=== About this exercise ===
Gather all lines in the data that hold the string "icon".

=== Given records ===
# # # #

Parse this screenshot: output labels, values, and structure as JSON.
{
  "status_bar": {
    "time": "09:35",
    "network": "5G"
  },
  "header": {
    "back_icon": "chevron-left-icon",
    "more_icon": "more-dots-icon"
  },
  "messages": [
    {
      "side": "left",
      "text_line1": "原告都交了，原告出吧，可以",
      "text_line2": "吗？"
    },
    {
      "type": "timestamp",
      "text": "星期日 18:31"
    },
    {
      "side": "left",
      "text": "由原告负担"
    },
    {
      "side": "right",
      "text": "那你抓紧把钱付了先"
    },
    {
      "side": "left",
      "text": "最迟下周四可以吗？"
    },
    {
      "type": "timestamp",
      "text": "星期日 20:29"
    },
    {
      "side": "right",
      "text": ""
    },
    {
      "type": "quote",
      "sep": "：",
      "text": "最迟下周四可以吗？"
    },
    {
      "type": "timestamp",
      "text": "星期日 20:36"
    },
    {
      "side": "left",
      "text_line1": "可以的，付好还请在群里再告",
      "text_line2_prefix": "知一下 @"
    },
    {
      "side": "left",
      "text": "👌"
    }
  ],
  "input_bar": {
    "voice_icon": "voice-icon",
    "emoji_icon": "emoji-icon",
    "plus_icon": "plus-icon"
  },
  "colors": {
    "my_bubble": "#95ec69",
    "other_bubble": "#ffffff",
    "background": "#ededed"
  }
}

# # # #

=== Exercise response ===
    "back_icon": "chevron-left-icon",
    "more_icon": "more-dots-icon"
    "voice_icon": "voice-icon",
    "emoji_icon": "emoji-icon",
    "plus_icon": "plus-icon"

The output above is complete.